- [EXERCISE OBJECTIVE] Omitting all pictures, print the lines of the listing from the one containing "Convert this screenshot" through the final line, both ends included, with no other text.
::: PROVIDED RECORDS :::
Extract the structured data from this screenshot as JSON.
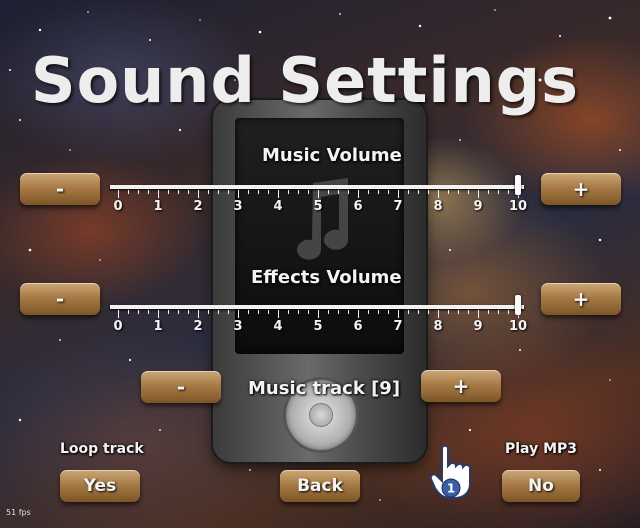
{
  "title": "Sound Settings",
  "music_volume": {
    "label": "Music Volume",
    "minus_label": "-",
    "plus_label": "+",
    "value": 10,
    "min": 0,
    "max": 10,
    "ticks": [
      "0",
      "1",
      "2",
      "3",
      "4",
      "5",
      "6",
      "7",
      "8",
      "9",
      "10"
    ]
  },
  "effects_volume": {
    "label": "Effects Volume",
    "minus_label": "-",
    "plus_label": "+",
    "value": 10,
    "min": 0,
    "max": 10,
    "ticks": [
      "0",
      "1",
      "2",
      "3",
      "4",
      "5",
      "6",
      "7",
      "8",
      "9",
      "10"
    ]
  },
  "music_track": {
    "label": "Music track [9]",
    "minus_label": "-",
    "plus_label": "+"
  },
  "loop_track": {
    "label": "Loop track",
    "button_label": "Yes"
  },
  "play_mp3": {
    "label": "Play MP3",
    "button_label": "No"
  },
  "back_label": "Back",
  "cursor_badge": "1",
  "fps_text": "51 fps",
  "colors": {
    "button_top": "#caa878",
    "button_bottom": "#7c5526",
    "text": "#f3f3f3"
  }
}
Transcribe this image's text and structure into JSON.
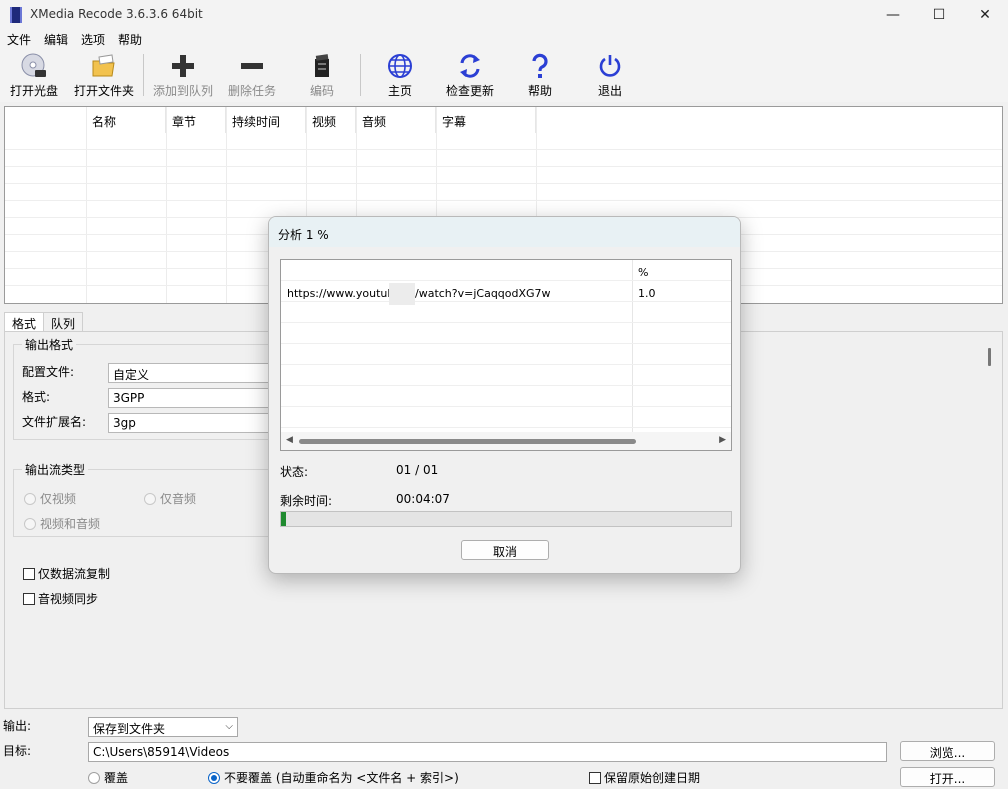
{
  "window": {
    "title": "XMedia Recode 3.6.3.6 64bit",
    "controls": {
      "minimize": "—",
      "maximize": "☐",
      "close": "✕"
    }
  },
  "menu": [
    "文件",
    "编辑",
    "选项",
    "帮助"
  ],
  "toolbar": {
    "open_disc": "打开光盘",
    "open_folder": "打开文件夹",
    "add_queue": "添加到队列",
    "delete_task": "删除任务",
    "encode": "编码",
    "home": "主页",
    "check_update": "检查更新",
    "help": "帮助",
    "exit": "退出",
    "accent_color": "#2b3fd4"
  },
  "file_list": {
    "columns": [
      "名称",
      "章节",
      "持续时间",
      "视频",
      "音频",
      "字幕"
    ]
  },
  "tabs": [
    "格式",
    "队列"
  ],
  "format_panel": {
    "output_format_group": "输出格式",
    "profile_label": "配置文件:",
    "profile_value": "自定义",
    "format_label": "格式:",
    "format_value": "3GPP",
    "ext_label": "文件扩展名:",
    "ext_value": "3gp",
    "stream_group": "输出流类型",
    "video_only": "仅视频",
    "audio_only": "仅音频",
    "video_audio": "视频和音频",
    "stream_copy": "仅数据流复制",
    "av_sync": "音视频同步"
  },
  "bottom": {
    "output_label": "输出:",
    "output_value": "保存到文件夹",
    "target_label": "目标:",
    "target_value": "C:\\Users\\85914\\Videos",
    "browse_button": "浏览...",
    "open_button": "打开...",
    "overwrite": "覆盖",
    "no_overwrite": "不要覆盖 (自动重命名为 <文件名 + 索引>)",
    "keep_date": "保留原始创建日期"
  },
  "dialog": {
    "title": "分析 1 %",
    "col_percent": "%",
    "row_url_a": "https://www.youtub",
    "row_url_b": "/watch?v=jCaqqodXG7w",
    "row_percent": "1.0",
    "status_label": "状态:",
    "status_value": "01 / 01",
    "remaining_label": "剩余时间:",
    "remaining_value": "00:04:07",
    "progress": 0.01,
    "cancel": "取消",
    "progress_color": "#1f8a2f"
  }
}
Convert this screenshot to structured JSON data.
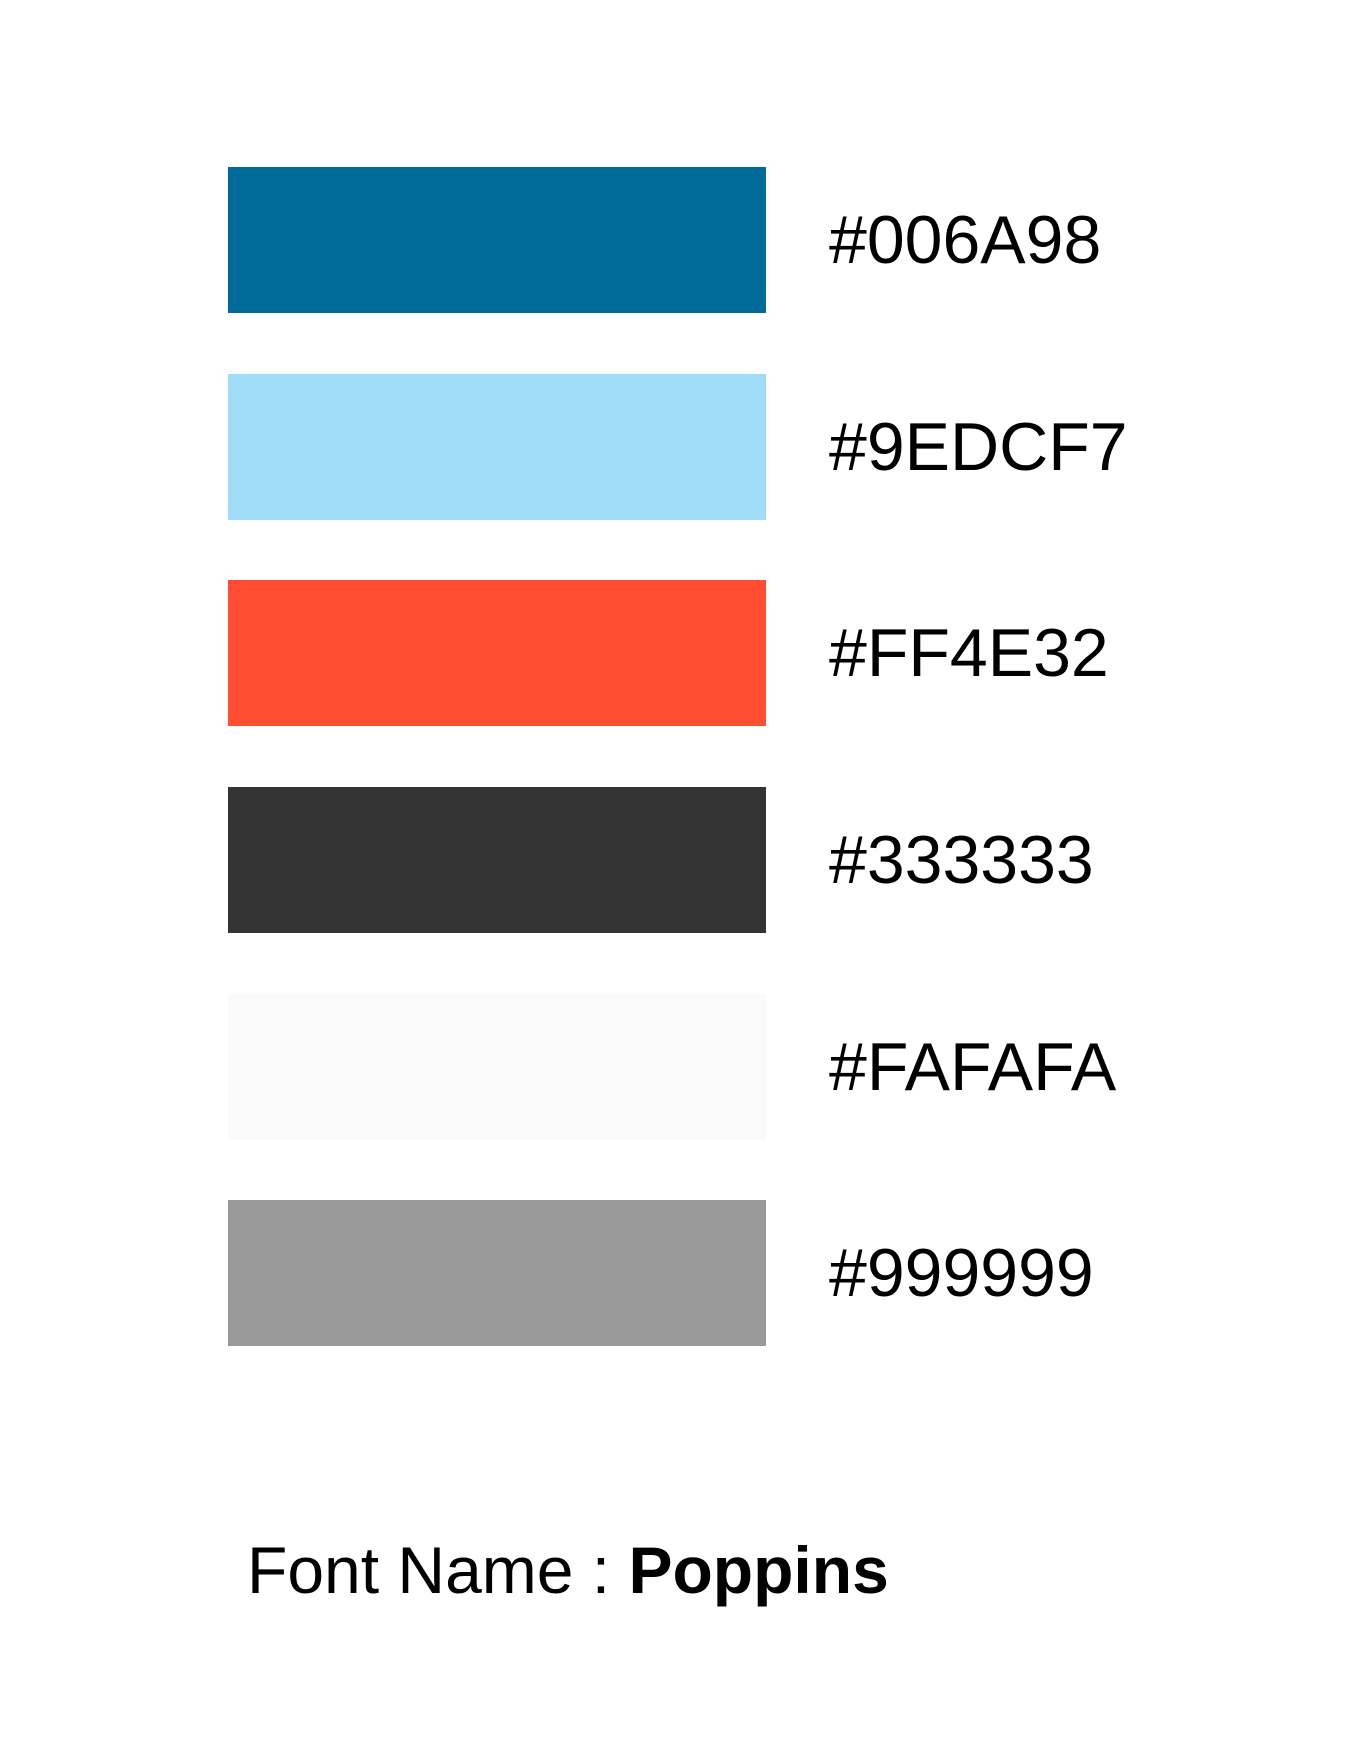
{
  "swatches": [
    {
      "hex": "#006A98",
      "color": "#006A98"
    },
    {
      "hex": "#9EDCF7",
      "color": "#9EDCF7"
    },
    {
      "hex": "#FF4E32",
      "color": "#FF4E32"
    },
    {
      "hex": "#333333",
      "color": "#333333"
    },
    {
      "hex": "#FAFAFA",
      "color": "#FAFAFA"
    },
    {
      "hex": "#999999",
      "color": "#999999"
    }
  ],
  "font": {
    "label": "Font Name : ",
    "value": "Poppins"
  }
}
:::
- [WRITTEN RESPONSE]
Convert this screenshot to structured JSON data.
{
  "swatches": [
    {
      "hex": "#006A98",
      "color": "#006A98"
    },
    {
      "hex": "#9EDCF7",
      "color": "#9EDCF7"
    },
    {
      "hex": "#FF4E32",
      "color": "#FF4E32"
    },
    {
      "hex": "#333333",
      "color": "#333333"
    },
    {
      "hex": "#FAFAFA",
      "color": "#FAFAFA"
    },
    {
      "hex": "#999999",
      "color": "#999999"
    }
  ],
  "font": {
    "label": "Font Name : ",
    "value": "Poppins"
  }
}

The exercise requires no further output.